The present study showed a statistically significant, inverse association between urinary total ITC level and colorectal cancer for cases diagnosed at least 5 years post-enrollment. This inverse ITC-colorectal cancer association became stronger with longer time intervals between exposure assessment (baseline urine collection) and diagnosis of colorectal cancer. Interestingly, high level of ITC was associated with a statistically non-significant increase in risk of colorectal cancer diagnosed within 5 years of enrollment and this positive ITC-cancer risk association was statistically significantly different from the negative ITC-cancer risk association noted among cases with a longer time period of follow-up. One might argue that baseline measurements in cancer cases diagnosed within one year of enrollment were non-informative, due to possible dietary changes as a result of clinical symptoms. Thus, we repeated the analysis with exclusion of subjects with less than one year of follow-up time, the positive ITC-cancer association in cases diagnosed within 5 years of enrollment actually became stronger (from OR=1.93, p=0.12 to OR=2.40, p=0.07). These results suggest that in a given individual, timing of the ITC exposure may be an important co-determinant of the ITC-colorectal cancer risk association.
The present study confirms our earlier observation in Singapore (10
), and supports the hypothesis that ITC protects against colorectal cancer in humans. Experimental studies have shown that dietary intake of Chinese cabbage significantly reduced adduct formation in the colon of rats treated with a known colon carcinogen (8
). Dietary ITCs significantly reduced the formation of chemical-induced colonic aberrant crypt foci in rats (9
). In humans, high consumption of cruciferous vegetables, the primary source of ITC exposure, has been linked to reduced risk of colorectal cancer (10
) and colon adenoma, a recognized precancerous lesion of colorectal cancer (21
Humans are exposed to ITCs through the consumption of cruciferous vegetables, which are rich in glucosinolates, precursors of ITCs. Different cruciferous vegetables contain different types and levels of glucosinolates (23
). Therefore, exposure levels to specific types of ITCs for a given population depend on both the quantities and types of cruciferous vegetables being consumed. Subjects of the present study, on average, consumed 50% more cruciferous vegetables than Singapore Chinese (43 g/1000 kcal versus 29 g/1000 kcal per day) and their frequency of consumption is three times that of Americans in Los Angeles (8 servings versus 2.6 servings per week) (24
). The most commonly consumed cruciferous vegetables in Shanghai and Singapore Chinese are bok choi, choi sum, cabbage/wong nga pak and kai lan (16
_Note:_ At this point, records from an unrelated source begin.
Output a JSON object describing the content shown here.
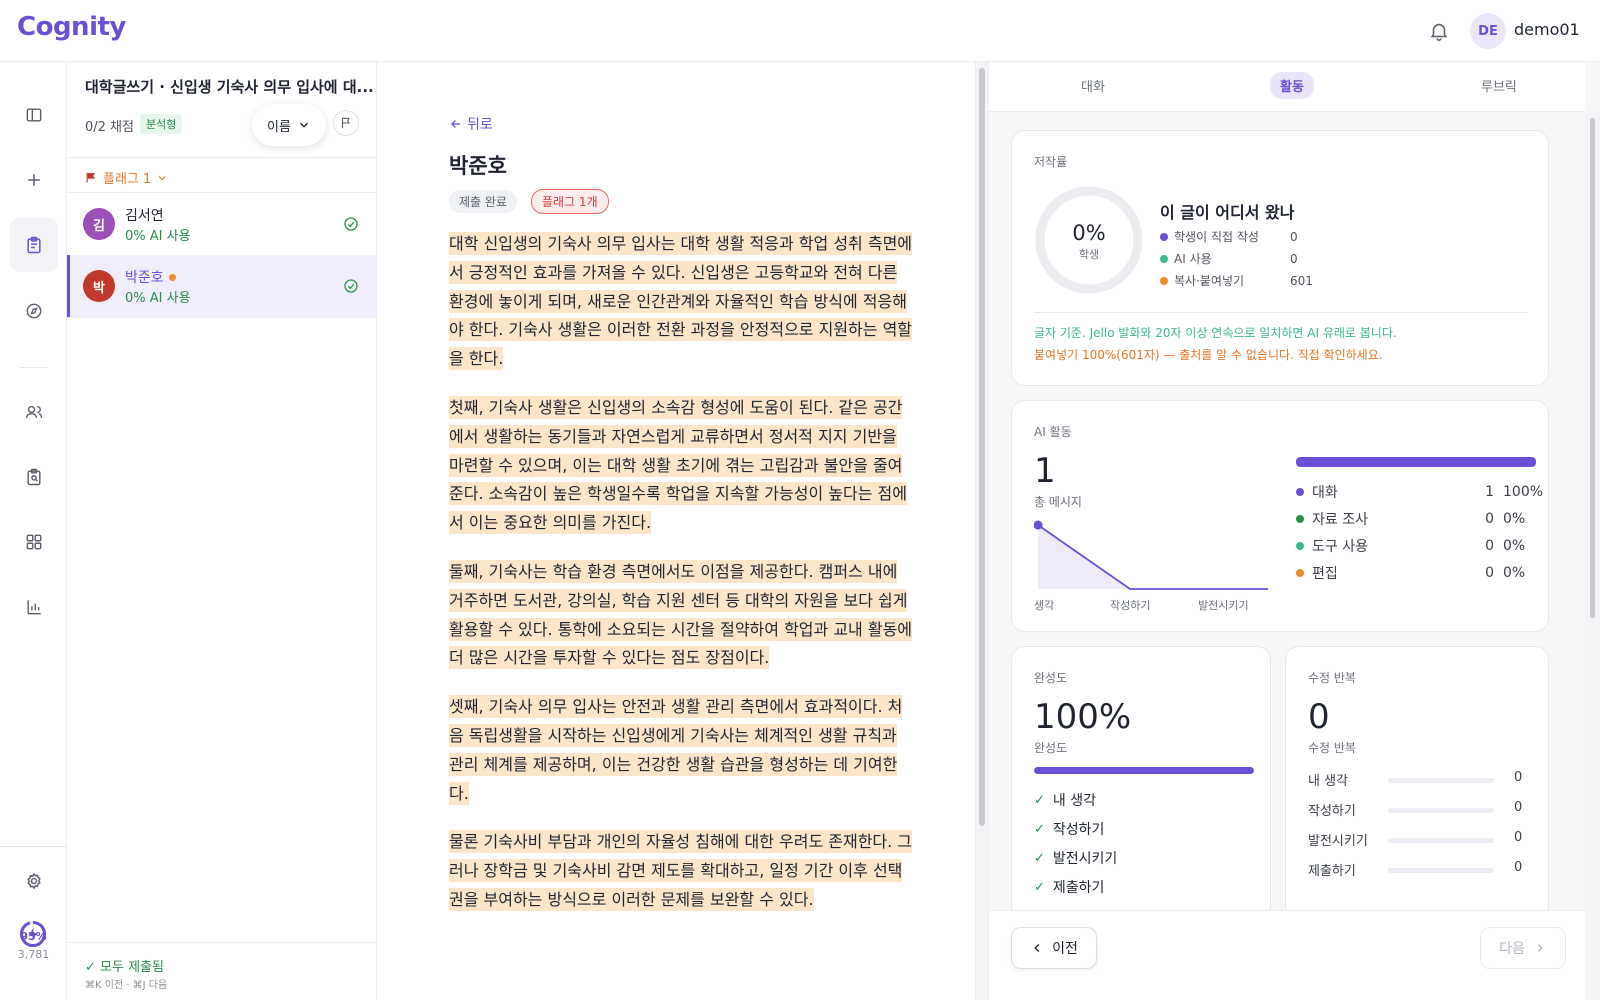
{
  "app": {
    "logo": "Cognity",
    "user_initials": "DE",
    "user_name": "demo01"
  },
  "rail": {
    "usage_pct": "95%",
    "usage_count": "3,781"
  },
  "list": {
    "title": "대학글쓰기 · 신입생 기숙사 의무 입사에 대...",
    "graded": "0/2 채점",
    "tag": "분석형",
    "sort_label": "이름",
    "flag_filter": "플래그 1",
    "students": [
      {
        "initial": "김",
        "name": "김서연",
        "ai": "0% AI 사용"
      },
      {
        "initial": "박",
        "name": "박준호",
        "ai": "0% AI 사용"
      }
    ],
    "all_submitted": "✓ 모두 제출됨",
    "shortcuts": "⌘K 이전 · ⌘J 다음"
  },
  "doc": {
    "back": "뒤로",
    "student_name": "박준호",
    "status_badge": "제출 완료",
    "flag_badge": "플래그 1개",
    "paragraphs": [
      "대학 신입생의 기숙사 의무 입사는 대학 생활 적응과 학업 성취 측면에서 긍정적인 효과를 가져올 수 있다. 신입생은 고등학교와 전혀 다른 환경에 놓이게 되며, 새로운 인간관계와 자율적인 학습 방식에 적응해야 한다. 기숙사 생활은 이러한 전환 과정을 안정적으로 지원하는 역할을 한다.",
      "첫째, 기숙사 생활은 신입생의 소속감 형성에 도움이 된다. 같은 공간에서 생활하는 동기들과 자연스럽게 교류하면서 정서적 지지 기반을 마련할 수 있으며, 이는 대학 생활 초기에 겪는 고립감과 불안을 줄여 준다. 소속감이 높은 학생일수록 학업을 지속할 가능성이 높다는 점에서 이는 중요한 의미를 가진다.",
      "둘째, 기숙사는 학습 환경 측면에서도 이점을 제공한다. 캠퍼스 내에 거주하면 도서관, 강의실, 학습 지원 센터 등 대학의 자원을 보다 쉽게 활용할 수 있다. 통학에 소요되는 시간을 절약하여 학업과 교내 활동에 더 많은 시간을 투자할 수 있다는 점도 장점이다.",
      "셋째, 기숙사 의무 입사는 안전과 생활 관리 측면에서 효과적이다. 처음 독립생활을 시작하는 신입생에게 기숙사는 체계적인 생활 규칙과 관리 체계를 제공하며, 이는 건강한 생활 습관을 형성하는 데 기여한다.",
      "물론 기숙사비 부담과 개인의 자율성 침해에 대한 우려도 존재한다. 그러나 장학금 및 기숙사비 감면 제도를 확대하고, 일정 기간 이후 선택권을 부여하는 방식으로 이러한 문제를 보완할 수 있다."
    ]
  },
  "panel": {
    "tabs": [
      "대화",
      "활동",
      "루브릭"
    ],
    "authorship": {
      "label": "저작률",
      "pct": "0%",
      "pct_sub": "학생",
      "heading": "이 글이 어디서 왔나",
      "rows": [
        {
          "label": "학생이 직접 작성",
          "value": "0",
          "color": "#6b4fd4"
        },
        {
          "label": "AI 사용",
          "value": "0",
          "color": "#3db88a"
        },
        {
          "label": "복사·붙여넣기",
          "value": "601",
          "color": "#ee8a2e"
        }
      ],
      "note1": "글자 기준. Jello 발화와 20자 이상 연속으로 일치하면 AI 유래로 봅니다.",
      "note2": "붙여넣기 100%(601자) — 출처를 알 수 없습니다. 직접 확인하세요."
    },
    "ai_activity": {
      "label": "AI 활동",
      "total": "1",
      "total_label": "총 메시지",
      "chart_x": [
        "생각",
        "작성하기",
        "발전시키기"
      ],
      "chart_values": [
        1,
        0,
        0
      ],
      "breakdown": [
        {
          "label": "대화",
          "count": "1",
          "pct": "100%",
          "color": "#6b4fd4"
        },
        {
          "label": "자료 조사",
          "count": "0",
          "pct": "0%",
          "color": "#2a9148"
        },
        {
          "label": "도구 사용",
          "count": "0",
          "pct": "0%",
          "color": "#3db88a"
        },
        {
          "label": "편집",
          "count": "0",
          "pct": "0%",
          "color": "#ee8a2e"
        }
      ],
      "bar_fill": 1.0
    },
    "completion": {
      "label": "완성도",
      "value": "100%",
      "sub": "완성도",
      "fill": 1.0,
      "steps": [
        "내 생각",
        "작성하기",
        "발전시키기",
        "제출하기"
      ]
    },
    "revisions": {
      "label": "수정 반복",
      "value": "0",
      "sub": "수정 반복",
      "rows": [
        {
          "label": "내 생각",
          "value": "0"
        },
        {
          "label": "작성하기",
          "value": "0"
        },
        {
          "label": "발전시키기",
          "value": "0"
        },
        {
          "label": "제출하기",
          "value": "0"
        }
      ]
    },
    "prev": "이전",
    "next": "다음"
  }
}
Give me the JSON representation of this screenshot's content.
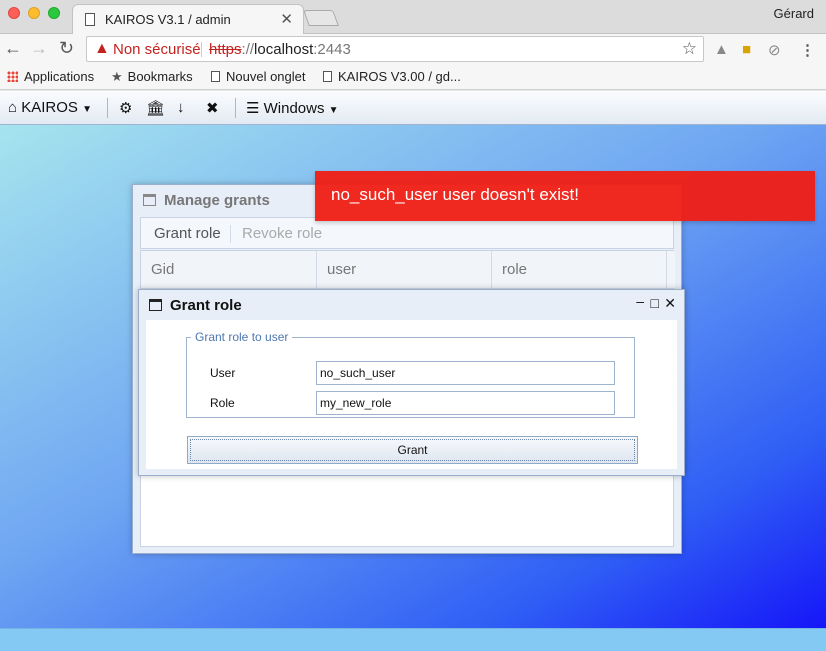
{
  "browser": {
    "tab_title": "KAIROS V3.1 / admin",
    "tab_close": "✕",
    "profile_name": "Gérard",
    "security_label": "Non sécurisé",
    "url_scheme": "https",
    "url_separator": "://",
    "url_host": "localhost",
    "url_port": ":2443",
    "bookmarks": [
      {
        "label": "Applications",
        "icon": "apps-grid-icon"
      },
      {
        "label": "Bookmarks",
        "icon": "star-icon"
      },
      {
        "label": "Nouvel onglet",
        "icon": "page-icon"
      },
      {
        "label": "KAIROS V3.00 / gd...",
        "icon": "page-icon"
      }
    ]
  },
  "toolbar": {
    "home_label": "KAIROS",
    "windows_label": "Windows"
  },
  "manage_grants": {
    "title": "Manage grants",
    "tabs": [
      "Grant role",
      "Revoke role"
    ],
    "columns": [
      "Gid",
      "user",
      "role"
    ]
  },
  "grant_role": {
    "title": "Grant role",
    "legend": "Grant role to user",
    "user_label": "User",
    "user_value": "no_such_user",
    "role_label": "Role",
    "role_value": "my_new_role",
    "button_label": "Grant"
  },
  "toast": {
    "message": "no_such_user user doesn't exist!",
    "color": "#f01e14"
  }
}
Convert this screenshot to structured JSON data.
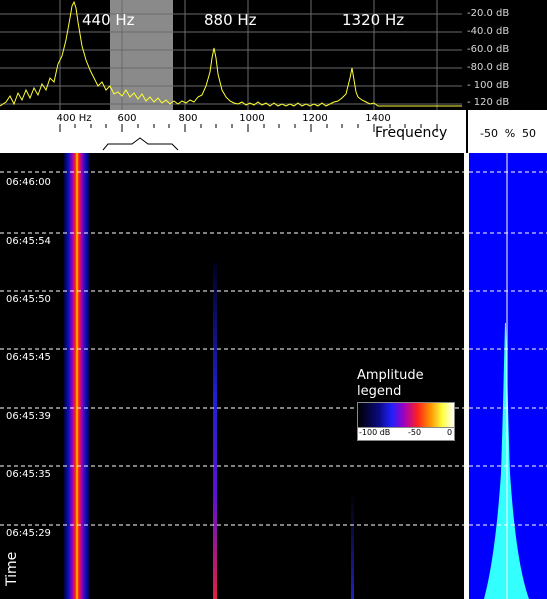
{
  "spectrum": {
    "peak_labels": [
      "440 Hz",
      "880 Hz",
      "1320 Hz"
    ],
    "db_labels": [
      "-20.0 dB",
      "-40.0 dB",
      "-60.0 dB",
      "-80.0 dB",
      "- 100 dB",
      "- 120 dB"
    ],
    "trace_color": "#ffff33",
    "band_color": "#8a8a8a"
  },
  "frequency_axis": {
    "tick_labels": [
      "400 Hz",
      "600",
      "800",
      "1000",
      "1200",
      "1400"
    ],
    "title": "Frequency"
  },
  "percent_axis": {
    "tick_labels": [
      "-50",
      "%",
      "50"
    ]
  },
  "waterfall": {
    "time_labels": [
      "06:46:00",
      "06:45:54",
      "06:45:50",
      "06:45:45",
      "06:45:39",
      "06:45:35",
      "06:45:29"
    ],
    "time_title": "Time"
  },
  "legend": {
    "title": "Amplitude legend",
    "scale_labels": [
      "-100 dB",
      "-50",
      "0"
    ]
  },
  "colors": {
    "histogram_background": "#0000ff",
    "histogram_fill": "#33ffff"
  }
}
) whereas for whites in the United States, broccoli is by far the most commonly consumed cruciferous vegetable (20
). Thus, results on consumption of total cruciferous vegetables in relation to risk of colorectal cancer across different study populations should be interpreted cautiously.
This is the first prospective study to examine the association between a validated biomarker of ITC exposure and colorectal cancer risk. Strengths of this study include the prospective study design. The biospecimens for ITC measurements were collected before the occurrence of colorectal cancer, avoiding the direct impact of disease on assessment of exposure. The long duration of follow-up (up to 16 years) allowed the present study to examine the long-term protective effect of ITC against the development of colorectal cancer. The almost complete follow-up for incident cancer and death minimized the potential bias on results due to the loss to follow-up. The present study also has several potential limitations. It cannot be assumed that ITC levels in a randomly-timed, single void urine sample correlates with usual intake of dietary ITC. However, we had earlier demonstrated among Chinese in Singapore, who share a similar cultural and dietary heritage as our study population in Shanghai, a close and statistically significant correlation between dietary ITC ascertained from a validated food frequency questionnaire and total ITC levels in a randomly-timed spot urine (16
). The absence of multiple time-point samples does not allow for the correction of regression dilution resulting from the within-person variation in ITC exposure across a wide spectrum of time, which was up to 16 years in the present study. Therefore, the reported inverse ITC-colorectal cancer association could well be underestimated. We did not collect information on intake of specific cruciferous vegetables at baseline, thus prohibiting the examination of dietary ITC in relation to colorectal cancer risk in this report. Although the inverse association between urinary ITC levels and colorectal cancer risk remained statistically significant after adjustment for multiple covariates, the possibility of residual confounding cannot be ruled out completely. Further studies are required to confirm the findings of the present study.
In summary, the present study demonstrates a statistically significant inverse association between levels of total ITCs in urine, collected 10 years before cancer diagnosis, and the risk of developing colorectal cancer. The present study confirms our earlier observation in Singapore Chinese and implicates ITCs as potential chemopreventive agents against the development of colorectal cancer in humans.